Transaction splitting




March 8, 2022

Executive Summary

Many companies sell goods with a business model based on donating some percent of their profit to charity. The problem is that some of these companies don’t transparently perform these donations. If, for example, the handmade wristwatch company claims that it donates 90 percent of earnings to the charity, the buyers can’t be sure whether they indeed donated the funds to charity or just bought a very expensive product. They can only believe the company itself. Blockchain technology eliminates the need for trust.


This paper tends to explain and show how the need for trust can be eliminated when it comes to donations and setting up business models in general. Idea is to have a platform that will allow you to set up a use case in which you want to allow users to buy a product from you where a specific percentage of the purchase will go to a different wallet(s).

  • X% of purchase transparently goes to verified charity wallet
  • a split transaction between different co-creators or marketplace and author

We can develop a fully transparent set of smart contracts and protocols on some general-purpose blockchain and introduce to sellers and customers a brand new way for selling goods and doing business in general.

Additionally, if there are too many different wallet recipients, the splitting can be done through merkle tree claim model.

Goals & Methodology


  • How to make charity donations and spending transparent
  • Eliminate the need for trusting the brand, and provide customers a way to easily verify their spendings
  • Split input transaction to several different wallets by desired percentage

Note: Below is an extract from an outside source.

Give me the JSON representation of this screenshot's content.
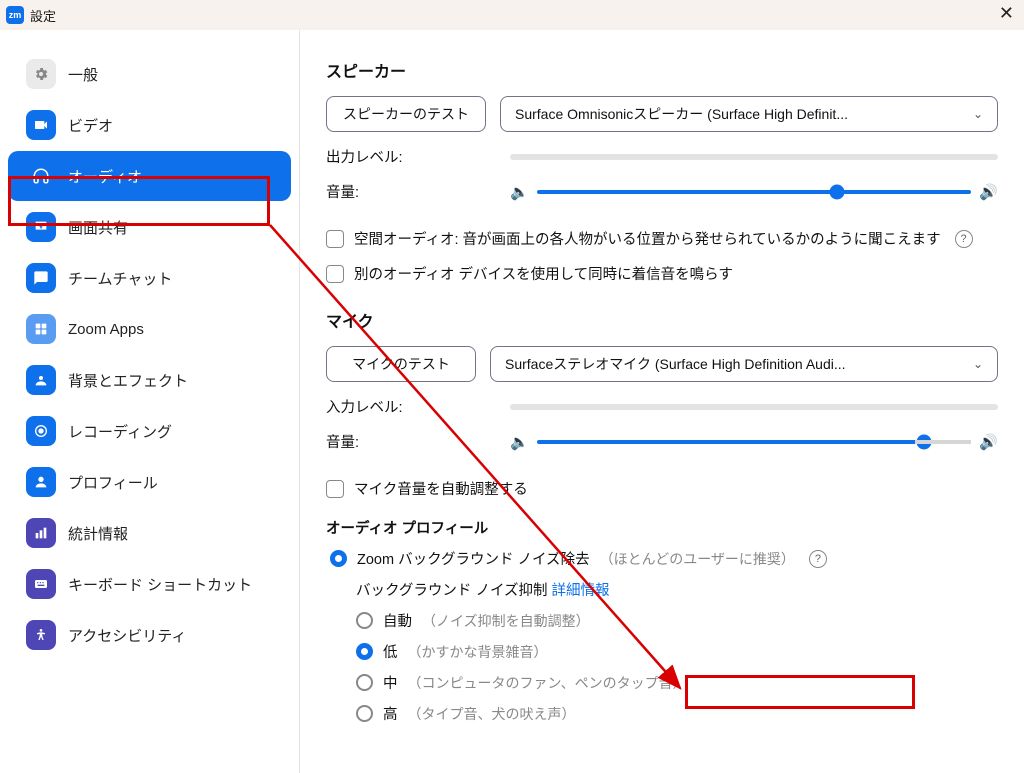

  • Write a set of smart contracts in Solidity for this purpose.
    • Pros:
      • Portable to any EVM general purpose blockchain
      • Native support for cryptocurrencies
      • Possibility for including ERC-20 tokens, as well
      • Tooling (Hardhat, OpenZeppelin, etc.)
    • Cons:
      • Lack of native percentage operator in Solidity, one need to decide up to which decimal the result is reliable
      • Transaction costs
  • Integrate it with Bizzswap
    • Pros:
      • Out of the box solution for paying/swapping coins and tokens
    • Cons:
      • Third-party dependency
  • Testing
    • Unit tests
    • Integration tests
    • End to end tests
    • Static analasys
    • Code coverage
    • Gas usage
    • Fuzz testing (optional)
    • Formal verification (optional)
    • Audit
    • Deployment to testnet

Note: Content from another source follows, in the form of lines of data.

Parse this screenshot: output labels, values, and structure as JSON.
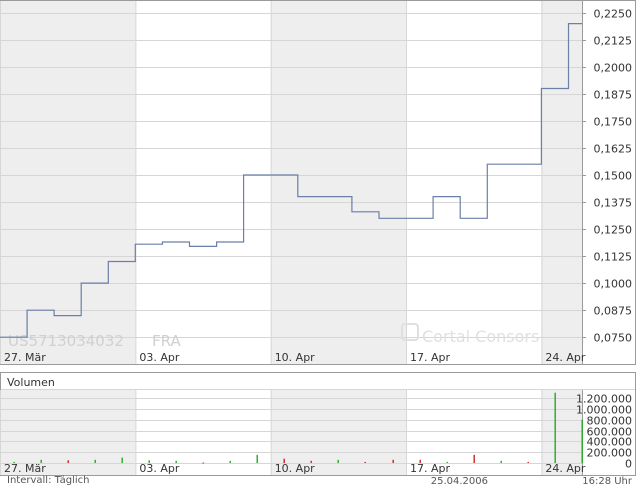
{
  "price_chart": {
    "watermark_isin": "US5713034032",
    "watermark_exchange": "FRA",
    "brand": "Cortal Consors"
  },
  "volume_chart": {
    "title": "Volumen"
  },
  "footer": {
    "interval": "Intervall: Täglich",
    "date": "25.04.2006",
    "time": "16:28 Uhr"
  },
  "colors": {
    "price_line": "#6b7fa8",
    "shade": "#eeeeee",
    "grid": "#d6d6d6",
    "frame": "#9a9a9a",
    "volume_up": "#22aa22",
    "volume_down": "#cc2222"
  },
  "chart_data": [
    {
      "type": "line",
      "step": true,
      "x": [
        "27.03.",
        "28.03.",
        "29.03.",
        "30.03.",
        "31.03.",
        "03.04.",
        "04.04.",
        "05.04.",
        "06.04.",
        "07.04.",
        "10.04.",
        "11.04.",
        "12.04.",
        "13.04.",
        "14.04.",
        "17.04.",
        "18.04.",
        "19.04.",
        "20.04.",
        "21.04.",
        "24.04.",
        "25.04."
      ],
      "values": [
        0.075,
        0.0875,
        0.085,
        0.1,
        0.11,
        0.118,
        0.119,
        0.117,
        0.119,
        0.15,
        0.15,
        0.14,
        0.14,
        0.133,
        0.13,
        0.13,
        0.14,
        0.13,
        0.155,
        0.155,
        0.19,
        0.22
      ],
      "x_tick_labels": [
        "27. Mär",
        "03. Apr",
        "10. Apr",
        "17. Apr",
        "24. Apr"
      ],
      "y_tick_labels": [
        "0,0750",
        "0,0875",
        "0,1000",
        "0,1125",
        "0,1250",
        "0,1375",
        "0,1500",
        "0,1625",
        "0,1750",
        "0,1875",
        "0,2000",
        "0,2125",
        "0,2250"
      ],
      "y_ticks": [
        0.075,
        0.0875,
        0.1,
        0.1125,
        0.125,
        0.1375,
        0.15,
        0.1625,
        0.175,
        0.1875,
        0.2,
        0.2125,
        0.225
      ],
      "ylim": [
        0.07,
        0.23
      ],
      "grid": true
    },
    {
      "type": "bar",
      "title": "Volumen",
      "x": [
        "27.03.",
        "28.03.",
        "29.03.",
        "30.03.",
        "31.03.",
        "03.04.",
        "04.04.",
        "05.04.",
        "06.04.",
        "07.04.",
        "10.04.",
        "11.04.",
        "12.04.",
        "13.04.",
        "14.04.",
        "17.04.",
        "18.04.",
        "19.04.",
        "20.04.",
        "21.04.",
        "24.04.",
        "25.04."
      ],
      "values": [
        20000,
        60000,
        50000,
        60000,
        100000,
        50000,
        40000,
        10000,
        40000,
        150000,
        80000,
        40000,
        60000,
        20000,
        60000,
        60000,
        20000,
        150000,
        40000,
        20000,
        1300000,
        800000
      ],
      "directions": [
        "up",
        "up",
        "down",
        "up",
        "up",
        "up",
        "up",
        "down",
        "up",
        "up",
        "down",
        "down",
        "up",
        "down",
        "down",
        "down",
        "up",
        "down",
        "up",
        "down",
        "up",
        "up"
      ],
      "x_tick_labels": [
        "27. Mär",
        "03. Apr",
        "10. Apr",
        "17. Apr",
        "24. Apr"
      ],
      "y_tick_labels": [
        "1.200.000",
        "1.000.000",
        "800.000",
        "600.000",
        "400.000",
        "200.000",
        "0"
      ],
      "y_ticks": [
        1200000,
        1000000,
        800000,
        600000,
        400000,
        200000,
        0
      ],
      "ylim": [
        0,
        1350000
      ],
      "grid": true
    }
  ]
}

The beauty of the end result is that anyone can port a frontend app to this decentralized protocol and incorporate it in their business models, already existing platforms, etc.

Results & Discussion

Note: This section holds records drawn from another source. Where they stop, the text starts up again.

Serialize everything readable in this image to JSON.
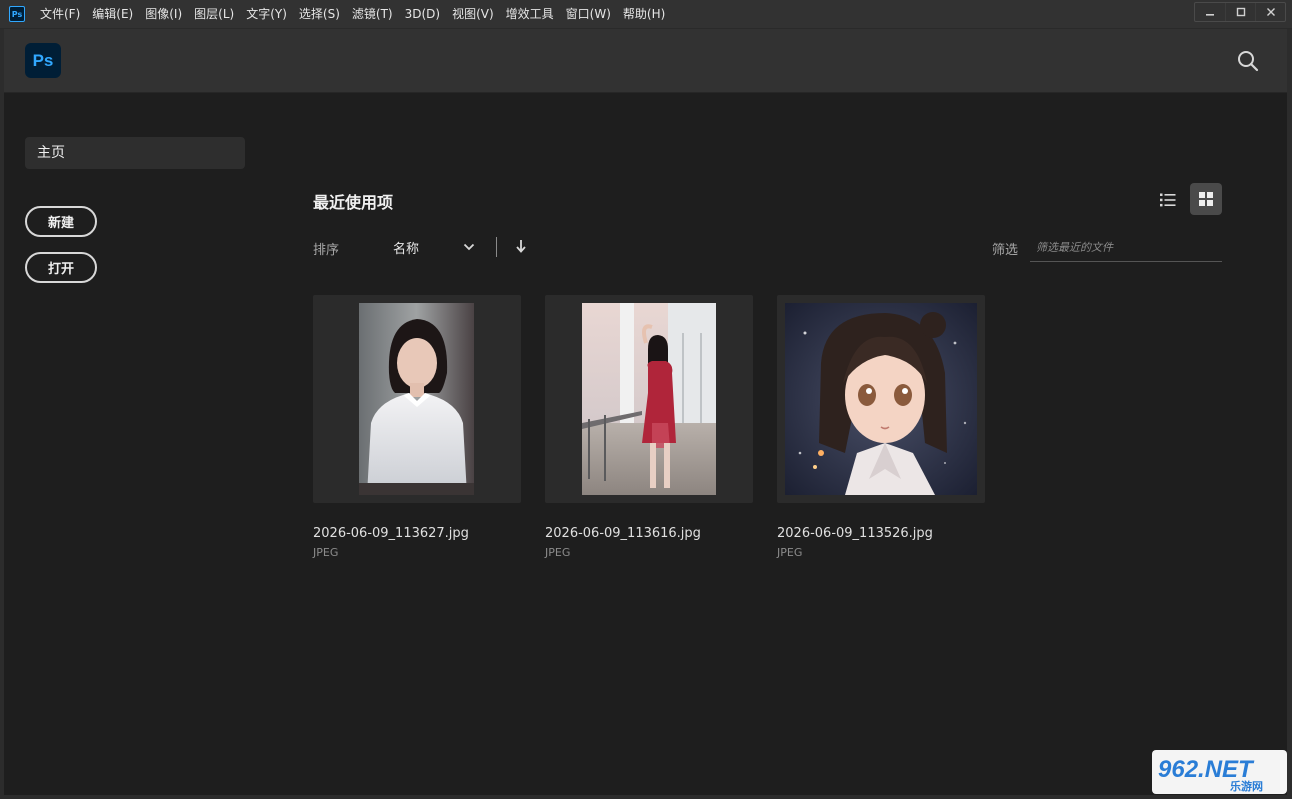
{
  "window": {
    "app_icon": "Ps",
    "menu": [
      "文件(F)",
      "编辑(E)",
      "图像(I)",
      "图层(L)",
      "文字(Y)",
      "选择(S)",
      "滤镜(T)",
      "3D(D)",
      "视图(V)",
      "增效工具",
      "窗口(W)",
      "帮助(H)"
    ],
    "controls": {
      "minimize": "▁",
      "maximize": "☐",
      "close": "✕"
    }
  },
  "header": {
    "logo_text": "Ps",
    "search_icon": "search-icon"
  },
  "sidebar": {
    "home_label": "主页",
    "new_label": "新建",
    "open_label": "打开"
  },
  "recent": {
    "title": "最近使用项",
    "sort_label": "排序",
    "sort_value": "名称",
    "filter_label": "筛选",
    "filter_placeholder": "筛选最近的文件",
    "files": [
      {
        "name": "2026-06-09_113627.jpg",
        "type": "JPEG"
      },
      {
        "name": "2026-06-09_113616.jpg",
        "type": "JPEG"
      },
      {
        "name": "2026-06-09_113526.jpg",
        "type": "JPEG"
      }
    ]
  },
  "watermark": {
    "text": "962.NET",
    "subtext": "乐游网"
  },
  "colors": {
    "accent": "#31a8ff",
    "logo_bg": "#001e36",
    "panel": "#323232",
    "bg": "#1e1e1e"
  }
}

Transaction can be split among several parties in Solidity like this:

Step 1)

Smart contract should have the ability to receive native coin or any other token. There is a need for a receive() or fallback() function, depends on the implementation of the smart contract.

receive() is called if is empty, otherwise fallback() is called.

    Which function is called, fallback() or receive()?

           send Ether
               | is empty?
              / \
            yes  no
            /     \
receive() exists?  fallback()
         /   \
        yes   no
        /      \
    receive()   fallback()

    // Function to receive Ether. must be empty
    receive() external payable {}

    // Fallback function is called when is not empty
    fallback() external payable {}

Step 2)

Smart contract then needs to split the received amount among other wallets by defined percentage. Sending funds is trivial and we won’t focus on that. The most challenging part is proper ratio calculations in a language with no native support for decimal arithmetics.

In Solidity, one must assume that all numbers have 18 decimal precision. For example:

  • 1 is 1000000000000000000,
  • 0.5 is 500000000000000000, and
  • 100 is 100000000000000000000

Since there are no native language support for percentage arithmetics in Solidity, devs are using Basis Points as a unit of measurement equal to 1/100th of 1 percent. This metric is commonly used for loans and bonds to signify percentage changes or yield spreads in financial instruments, especially when the difference in material interest rates is less than one percent.

  • 0.01% = 1 BPS
  • 0.05% = 5 BPS
  • 0.1% = 10 BPS
  • 0.5% = 50 BPS
  • 1% = 100 BPS
  • 10% = 1 000 BPS
  • 100% = 10 000 BPS

Possible implementation:

    function calculateFee(uint256 _amount) public pure returns(uint256) {
        // for example 1.85% is fee

        return _amount * 185 / 10000;


There are no blockers for implementing this idea in Solidity. The tooling is stable, the math is not complex and can be handled by the language, and the blockchain technology itself is capable for storing this type of applications.